◆ **About this exercise**:
Check every line of the entries below for the word "principal", and copy the ones that have it.
###
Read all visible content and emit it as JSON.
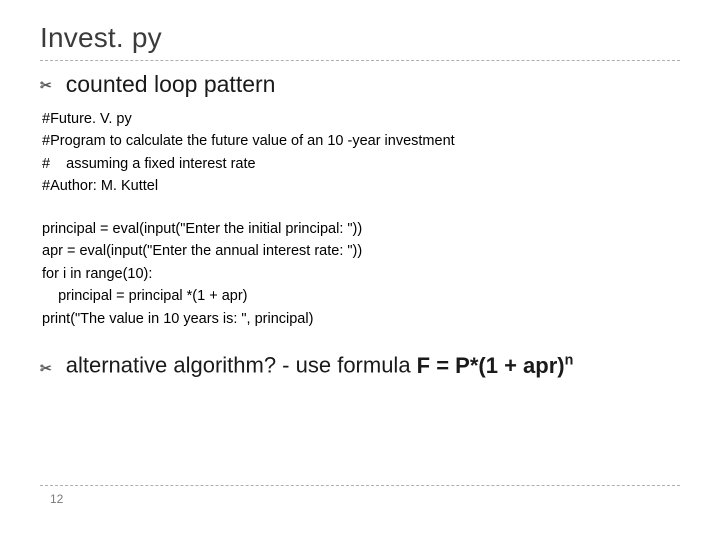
{
  "title": "Invest. py",
  "bullet1": "counted loop pattern",
  "code": {
    "l1": "#Future. V. py",
    "l2": "#Program to calculate the future value of an 10 -year investment",
    "l3": "#    assuming a fixed interest rate",
    "l4": "#Author: M. Kuttel",
    "l5": "principal = eval(input(\"Enter the initial principal: \"))",
    "l6": "apr = eval(input(\"Enter the annual interest rate: \"))",
    "l7": "for i in range(10):",
    "l8": "    principal = principal *(1 + apr)",
    "l9": "print(\"The value in 10 years is: \", principal)"
  },
  "alt_prefix": "alternative algorithm?  - use formula  ",
  "alt_formula_base": "F = P*(1 + apr)",
  "alt_formula_exp": "n",
  "page": "12"
}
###
◆ **Task response**:
    "l5": "principal = eval(input(\"Enter the initial principal: \"))",
    "l8": "    principal = principal *(1 + apr)",
    "l9": "print(\"The value in 10 years is: \", principal)"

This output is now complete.